The deeply tragic death of Australia batsman Phillip Hughes at just three days short of his 26th birthday is a pointer towards how cricket, and indeed global sporting culture, needs a drastic overhaul. Hughes, a vivacious southpaw with a sparkling career, died when he was hit in the head by a bouncer from Sean Abbott, a 22-year-old fast bowler.
The ball pierced Hughes’ helmet and hit him at the back of his head, cracking his skull. The 25-year-old batsman died within two days in a Sydney hospital, but this has rightly led to a debate on how safe our sports are and whether there is a greater need to bolster safety standards across the world. Considered one of the safest games, cricket is a far cry from full contact bloodsports like boxing, judo or taekwondo, and even from football, which registers far greater number of injuries on an average. In fact, cricket has come a long way from the olden says of infamous bodyline delivery practiced during the 30s and perfected by the English cricket team during a particularly devastating tour of Australia.

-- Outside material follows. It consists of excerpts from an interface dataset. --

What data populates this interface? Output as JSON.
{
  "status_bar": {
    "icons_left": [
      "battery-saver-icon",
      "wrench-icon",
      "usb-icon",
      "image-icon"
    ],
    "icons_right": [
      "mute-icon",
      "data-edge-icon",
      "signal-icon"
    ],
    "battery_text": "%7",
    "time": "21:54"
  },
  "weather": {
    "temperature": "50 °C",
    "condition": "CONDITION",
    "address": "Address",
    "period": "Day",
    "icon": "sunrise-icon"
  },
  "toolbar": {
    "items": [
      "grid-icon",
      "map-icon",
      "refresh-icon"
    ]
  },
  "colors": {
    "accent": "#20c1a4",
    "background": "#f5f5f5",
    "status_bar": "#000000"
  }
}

However, Hughes’ death has come from a less harmless style of delivery, known as the bouncer, and in the last Ashes series, this was fast bowling at a pace of 150 kmph and sending the high-speed missiles whistling past the ears of batsmen, chiefly English. This was perfected by Mitchell Johnson of Australia, who was named ICC Cricketer of the Year, who ‘softened up’ the rival team batsmen by making them worried about their own safety rather than scoring runs for his team. Bouncers, therefore, take cricket to the intervening realm between contact sport and leisurely games, injecting into the gentleman’s game a heady dose of adrenaline rush, while at the same time subjecting it to a considerable amount of risk. If bouncers are to stay, protective gears such as helmets and pads need substantial makeover, in order to withstand the balls of fury.